──────── Information shown
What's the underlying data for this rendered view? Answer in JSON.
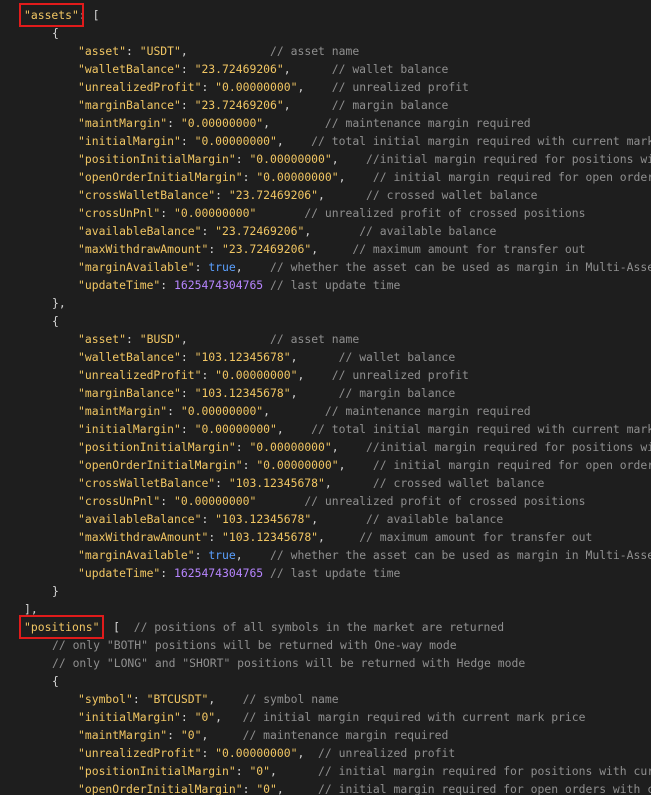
{
  "highlight_color": "#e01b1b",
  "lines": [
    [
      {
        "t": "k",
        "v": "\"assets\"",
        "box": true
      },
      {
        "t": "p",
        "v": ": ["
      }
    ],
    [
      {
        "t": "p",
        "v": "{"
      }
    ],
    [
      {
        "t": "k",
        "v": "\"asset\""
      },
      {
        "t": "p",
        "v": ": "
      },
      {
        "t": "s",
        "v": "\"USDT\""
      },
      {
        "t": "p",
        "v": ","
      },
      {
        "t": "c",
        "v": "            // asset name"
      }
    ],
    [
      {
        "t": "k",
        "v": "\"walletBalance\""
      },
      {
        "t": "p",
        "v": ": "
      },
      {
        "t": "s",
        "v": "\"23.72469206\""
      },
      {
        "t": "p",
        "v": ","
      },
      {
        "t": "c",
        "v": "      // wallet balance"
      }
    ],
    [
      {
        "t": "k",
        "v": "\"unrealizedProfit\""
      },
      {
        "t": "p",
        "v": ": "
      },
      {
        "t": "s",
        "v": "\"0.00000000\""
      },
      {
        "t": "p",
        "v": ","
      },
      {
        "t": "c",
        "v": "    // unrealized profit"
      }
    ],
    [
      {
        "t": "k",
        "v": "\"marginBalance\""
      },
      {
        "t": "p",
        "v": ": "
      },
      {
        "t": "s",
        "v": "\"23.72469206\""
      },
      {
        "t": "p",
        "v": ","
      },
      {
        "t": "c",
        "v": "      // margin balance"
      }
    ],
    [
      {
        "t": "k",
        "v": "\"maintMargin\""
      },
      {
        "t": "p",
        "v": ": "
      },
      {
        "t": "s",
        "v": "\"0.00000000\""
      },
      {
        "t": "p",
        "v": ","
      },
      {
        "t": "c",
        "v": "        // maintenance margin required"
      }
    ],
    [
      {
        "t": "k",
        "v": "\"initialMargin\""
      },
      {
        "t": "p",
        "v": ": "
      },
      {
        "t": "s",
        "v": "\"0.00000000\""
      },
      {
        "t": "p",
        "v": ","
      },
      {
        "t": "c",
        "v": "    // total initial margin required with current mark pri"
      }
    ],
    [
      {
        "t": "k",
        "v": "\"positionInitialMargin\""
      },
      {
        "t": "p",
        "v": ": "
      },
      {
        "t": "s",
        "v": "\"0.00000000\""
      },
      {
        "t": "p",
        "v": ","
      },
      {
        "t": "c",
        "v": "    //initial margin required for positions with c"
      }
    ],
    [
      {
        "t": "k",
        "v": "\"openOrderInitialMargin\""
      },
      {
        "t": "p",
        "v": ": "
      },
      {
        "t": "s",
        "v": "\"0.00000000\""
      },
      {
        "t": "p",
        "v": ","
      },
      {
        "t": "c",
        "v": "    // initial margin required for open orders wi"
      }
    ],
    [
      {
        "t": "k",
        "v": "\"crossWalletBalance\""
      },
      {
        "t": "p",
        "v": ": "
      },
      {
        "t": "s",
        "v": "\"23.72469206\""
      },
      {
        "t": "p",
        "v": ","
      },
      {
        "t": "c",
        "v": "      // crossed wallet balance"
      }
    ],
    [
      {
        "t": "k",
        "v": "\"crossUnPnl\""
      },
      {
        "t": "p",
        "v": ": "
      },
      {
        "t": "s",
        "v": "\"0.00000000\""
      },
      {
        "t": "c",
        "v": "       // unrealized profit of crossed positions"
      }
    ],
    [
      {
        "t": "k",
        "v": "\"availableBalance\""
      },
      {
        "t": "p",
        "v": ": "
      },
      {
        "t": "s",
        "v": "\"23.72469206\""
      },
      {
        "t": "p",
        "v": ","
      },
      {
        "t": "c",
        "v": "       // available balance"
      }
    ],
    [
      {
        "t": "k",
        "v": "\"maxWithdrawAmount\""
      },
      {
        "t": "p",
        "v": ": "
      },
      {
        "t": "s",
        "v": "\"23.72469206\""
      },
      {
        "t": "p",
        "v": ","
      },
      {
        "t": "c",
        "v": "     // maximum amount for transfer out"
      }
    ],
    [
      {
        "t": "k",
        "v": "\"marginAvailable\""
      },
      {
        "t": "p",
        "v": ": "
      },
      {
        "t": "b",
        "v": "true"
      },
      {
        "t": "p",
        "v": ","
      },
      {
        "t": "c",
        "v": "    // whether the asset can be used as margin in Multi-Assets m"
      }
    ],
    [
      {
        "t": "k",
        "v": "\"updateTime\""
      },
      {
        "t": "p",
        "v": ": "
      },
      {
        "t": "n",
        "v": "1625474304765"
      },
      {
        "t": "c",
        "v": " // last update time"
      }
    ],
    [
      {
        "t": "p",
        "v": "},"
      }
    ],
    [
      {
        "t": "p",
        "v": "{"
      }
    ],
    [
      {
        "t": "k",
        "v": "\"asset\""
      },
      {
        "t": "p",
        "v": ": "
      },
      {
        "t": "s",
        "v": "\"BUSD\""
      },
      {
        "t": "p",
        "v": ","
      },
      {
        "t": "c",
        "v": "            // asset name"
      }
    ],
    [
      {
        "t": "k",
        "v": "\"walletBalance\""
      },
      {
        "t": "p",
        "v": ": "
      },
      {
        "t": "s",
        "v": "\"103.12345678\""
      },
      {
        "t": "p",
        "v": ","
      },
      {
        "t": "c",
        "v": "      // wallet balance"
      }
    ],
    [
      {
        "t": "k",
        "v": "\"unrealizedProfit\""
      },
      {
        "t": "p",
        "v": ": "
      },
      {
        "t": "s",
        "v": "\"0.00000000\""
      },
      {
        "t": "p",
        "v": ","
      },
      {
        "t": "c",
        "v": "    // unrealized profit"
      }
    ],
    [
      {
        "t": "k",
        "v": "\"marginBalance\""
      },
      {
        "t": "p",
        "v": ": "
      },
      {
        "t": "s",
        "v": "\"103.12345678\""
      },
      {
        "t": "p",
        "v": ","
      },
      {
        "t": "c",
        "v": "      // margin balance"
      }
    ],
    [
      {
        "t": "k",
        "v": "\"maintMargin\""
      },
      {
        "t": "p",
        "v": ": "
      },
      {
        "t": "s",
        "v": "\"0.00000000\""
      },
      {
        "t": "p",
        "v": ","
      },
      {
        "t": "c",
        "v": "        // maintenance margin required"
      }
    ],
    [
      {
        "t": "k",
        "v": "\"initialMargin\""
      },
      {
        "t": "p",
        "v": ": "
      },
      {
        "t": "s",
        "v": "\"0.00000000\""
      },
      {
        "t": "p",
        "v": ","
      },
      {
        "t": "c",
        "v": "    // total initial margin required with current mark pri"
      }
    ],
    [
      {
        "t": "k",
        "v": "\"positionInitialMargin\""
      },
      {
        "t": "p",
        "v": ": "
      },
      {
        "t": "s",
        "v": "\"0.00000000\""
      },
      {
        "t": "p",
        "v": ","
      },
      {
        "t": "c",
        "v": "    //initial margin required for positions with c"
      }
    ],
    [
      {
        "t": "k",
        "v": "\"openOrderInitialMargin\""
      },
      {
        "t": "p",
        "v": ": "
      },
      {
        "t": "s",
        "v": "\"0.00000000\""
      },
      {
        "t": "p",
        "v": ","
      },
      {
        "t": "c",
        "v": "    // initial margin required for open orders wi"
      }
    ],
    [
      {
        "t": "k",
        "v": "\"crossWalletBalance\""
      },
      {
        "t": "p",
        "v": ": "
      },
      {
        "t": "s",
        "v": "\"103.12345678\""
      },
      {
        "t": "p",
        "v": ","
      },
      {
        "t": "c",
        "v": "      // crossed wallet balance"
      }
    ],
    [
      {
        "t": "k",
        "v": "\"crossUnPnl\""
      },
      {
        "t": "p",
        "v": ": "
      },
      {
        "t": "s",
        "v": "\"0.00000000\""
      },
      {
        "t": "c",
        "v": "       // unrealized profit of crossed positions"
      }
    ],
    [
      {
        "t": "k",
        "v": "\"availableBalance\""
      },
      {
        "t": "p",
        "v": ": "
      },
      {
        "t": "s",
        "v": "\"103.12345678\""
      },
      {
        "t": "p",
        "v": ","
      },
      {
        "t": "c",
        "v": "       // available balance"
      }
    ],
    [
      {
        "t": "k",
        "v": "\"maxWithdrawAmount\""
      },
      {
        "t": "p",
        "v": ": "
      },
      {
        "t": "s",
        "v": "\"103.12345678\""
      },
      {
        "t": "p",
        "v": ","
      },
      {
        "t": "c",
        "v": "     // maximum amount for transfer out"
      }
    ],
    [
      {
        "t": "k",
        "v": "\"marginAvailable\""
      },
      {
        "t": "p",
        "v": ": "
      },
      {
        "t": "b",
        "v": "true"
      },
      {
        "t": "p",
        "v": ","
      },
      {
        "t": "c",
        "v": "    // whether the asset can be used as margin in Multi-Assets m"
      }
    ],
    [
      {
        "t": "k",
        "v": "\"updateTime\""
      },
      {
        "t": "p",
        "v": ": "
      },
      {
        "t": "n",
        "v": "1625474304765"
      },
      {
        "t": "c",
        "v": " // last update time"
      }
    ],
    [
      {
        "t": "p",
        "v": "}"
      }
    ],
    [
      {
        "t": "p",
        "v": "],"
      }
    ],
    [
      {
        "t": "k",
        "v": "\"positions\"",
        "box": true
      },
      {
        "t": "p",
        "v": ": [  "
      },
      {
        "t": "c",
        "v": "// positions of all symbols in the market are returned"
      }
    ],
    [
      {
        "t": "c",
        "v": "// only \"BOTH\" positions will be returned with One-way mode"
      }
    ],
    [
      {
        "t": "c",
        "v": "// only \"LONG\" and \"SHORT\" positions will be returned with Hedge mode"
      }
    ],
    [
      {
        "t": "p",
        "v": "{"
      }
    ],
    [
      {
        "t": "k",
        "v": "\"symbol\""
      },
      {
        "t": "p",
        "v": ": "
      },
      {
        "t": "s",
        "v": "\"BTCUSDT\""
      },
      {
        "t": "p",
        "v": ","
      },
      {
        "t": "c",
        "v": "    // symbol name"
      }
    ],
    [
      {
        "t": "k",
        "v": "\"initialMargin\""
      },
      {
        "t": "p",
        "v": ": "
      },
      {
        "t": "s",
        "v": "\"0\""
      },
      {
        "t": "p",
        "v": ","
      },
      {
        "t": "c",
        "v": "   // initial margin required with current mark price"
      }
    ],
    [
      {
        "t": "k",
        "v": "\"maintMargin\""
      },
      {
        "t": "p",
        "v": ": "
      },
      {
        "t": "s",
        "v": "\"0\""
      },
      {
        "t": "p",
        "v": ","
      },
      {
        "t": "c",
        "v": "     // maintenance margin required"
      }
    ],
    [
      {
        "t": "k",
        "v": "\"unrealizedProfit\""
      },
      {
        "t": "p",
        "v": ": "
      },
      {
        "t": "s",
        "v": "\"0.00000000\""
      },
      {
        "t": "p",
        "v": ","
      },
      {
        "t": "c",
        "v": "  // unrealized profit"
      }
    ],
    [
      {
        "t": "k",
        "v": "\"positionInitialMargin\""
      },
      {
        "t": "p",
        "v": ": "
      },
      {
        "t": "s",
        "v": "\"0\""
      },
      {
        "t": "p",
        "v": ","
      },
      {
        "t": "c",
        "v": "      // initial margin required for positions with curren"
      }
    ],
    [
      {
        "t": "k",
        "v": "\"openOrderInitialMargin\""
      },
      {
        "t": "p",
        "v": ": "
      },
      {
        "t": "s",
        "v": "\"0\""
      },
      {
        "t": "p",
        "v": ","
      },
      {
        "t": "c",
        "v": "     // initial margin required for open orders with curr"
      }
    ]
  ]
}
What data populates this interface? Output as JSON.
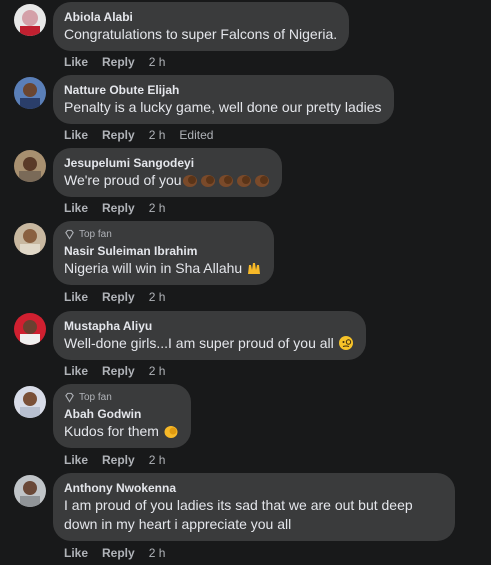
{
  "comments": [
    {
      "name": "Abiola Alabi",
      "text": "Congratulations to super Falcons of Nigeria.",
      "like": "Like",
      "reply": "Reply",
      "time": "2 h"
    },
    {
      "name": "Natture Obute Elijah",
      "text": "Penalty is a lucky game, well done our pretty ladies",
      "like": "Like",
      "reply": "Reply",
      "time": "2 h",
      "edited": "Edited"
    },
    {
      "name": "Jesupelumi Sangodeyi",
      "text": "We're proud of you",
      "like": "Like",
      "reply": "Reply",
      "time": "2 h",
      "emoji": "clapping-hands-x5"
    },
    {
      "badge": "Top fan",
      "name": "Nasir Suleiman Ibrahim",
      "text": "Nigeria will win in Sha Allahu ",
      "like": "Like",
      "reply": "Reply",
      "time": "2 h",
      "emoji": "raised-hands"
    },
    {
      "name": "Mustapha Aliyu",
      "text": "Well-done girls...I am super proud of you all ",
      "like": "Like",
      "reply": "Reply",
      "time": "2 h",
      "emoji": "face-with-monocle"
    },
    {
      "badge": "Top fan",
      "name": "Abah Godwin",
      "text": "Kudos for them ",
      "like": "Like",
      "reply": "Reply",
      "time": "2 h",
      "emoji": "clapping-hands"
    },
    {
      "name": "Anthony Nwokenna",
      "text": "I am proud of you ladies its sad that we are out but deep down in my heart i appreciate you all",
      "like": "Like",
      "reply": "Reply",
      "time": "2 h"
    }
  ],
  "colors": {
    "background": "#18191a",
    "bubble": "#3a3b3c",
    "text": "#e4e6eb",
    "secondary": "#b0b3b8"
  }
}
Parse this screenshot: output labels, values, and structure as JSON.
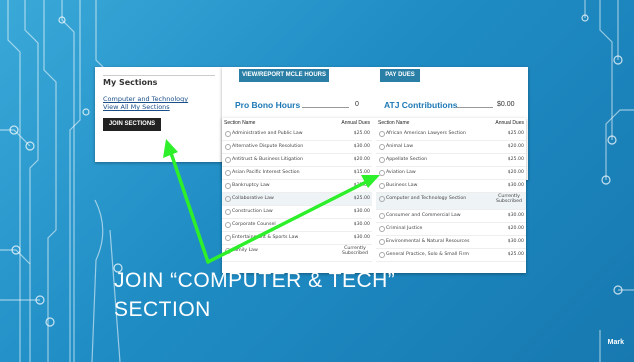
{
  "slide": {
    "caption_line1": "JOIN “COMPUTER & TECH”",
    "caption_line2": "SECTION",
    "footer_label": "Mark",
    "accent_color": "#2ef02a"
  },
  "left_panel": {
    "title": "My Sections",
    "link_1": "Computer and Technology",
    "link_2": "View All My Sections",
    "join_button": "JOIN SECTIONS"
  },
  "top": {
    "mcle_button": "VIEW/REPORT MCLE HOURS",
    "dues_button": "PAY DUES",
    "pro_bono_label": "Pro Bono Hours",
    "pro_bono_value": "0",
    "atj_label": "ATJ Contributions",
    "atj_value": "$0.00"
  },
  "table": {
    "headers": {
      "name": "Section Name",
      "dues": "Annual Dues"
    },
    "left_rows": [
      {
        "name": "Administrative and Public Law",
        "dues": "$25.00"
      },
      {
        "name": "Alternative Dispute Resolution",
        "dues": "$30.00"
      },
      {
        "name": "Antitrust & Business Litigation",
        "dues": "$20.00"
      },
      {
        "name": "Asian Pacific Interest Section",
        "dues": "$15.00"
      },
      {
        "name": "Bankruptcy Law",
        "dues": "$25.00"
      },
      {
        "name": "Collaborative Law",
        "dues": "$25.00"
      },
      {
        "name": "Construction Law",
        "dues": "$30.00"
      },
      {
        "name": "Corporate Counsel",
        "dues": "$30.00"
      },
      {
        "name": "Entertainment & Sports Law",
        "dues": "$30.00"
      },
      {
        "name": "Family Law",
        "dues": "Currently Subscribed"
      }
    ],
    "right_rows": [
      {
        "name": "African American Lawyers Section",
        "dues": "$25.00"
      },
      {
        "name": "Animal Law",
        "dues": "$20.00"
      },
      {
        "name": "Appellate Section",
        "dues": "$25.00"
      },
      {
        "name": "Aviation Law",
        "dues": "$20.00"
      },
      {
        "name": "Business Law",
        "dues": "$30.00"
      },
      {
        "name": "Computer and Technology Section",
        "dues": "Currently Subscribed"
      },
      {
        "name": "Consumer and Commercial Law",
        "dues": "$30.00"
      },
      {
        "name": "Criminal Justice",
        "dues": "$20.00"
      },
      {
        "name": "Environmental & Natural Resources",
        "dues": "$30.00"
      },
      {
        "name": "General Practice, Solo & Small Firm",
        "dues": "$25.00"
      }
    ]
  }
}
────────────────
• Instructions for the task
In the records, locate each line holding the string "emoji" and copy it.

• Written response
      "emoji": "clapping-hands-x5"
      "emoji": "raised-hands"
      "emoji": "face-with-monocle"
      "emoji": "clapping-hands"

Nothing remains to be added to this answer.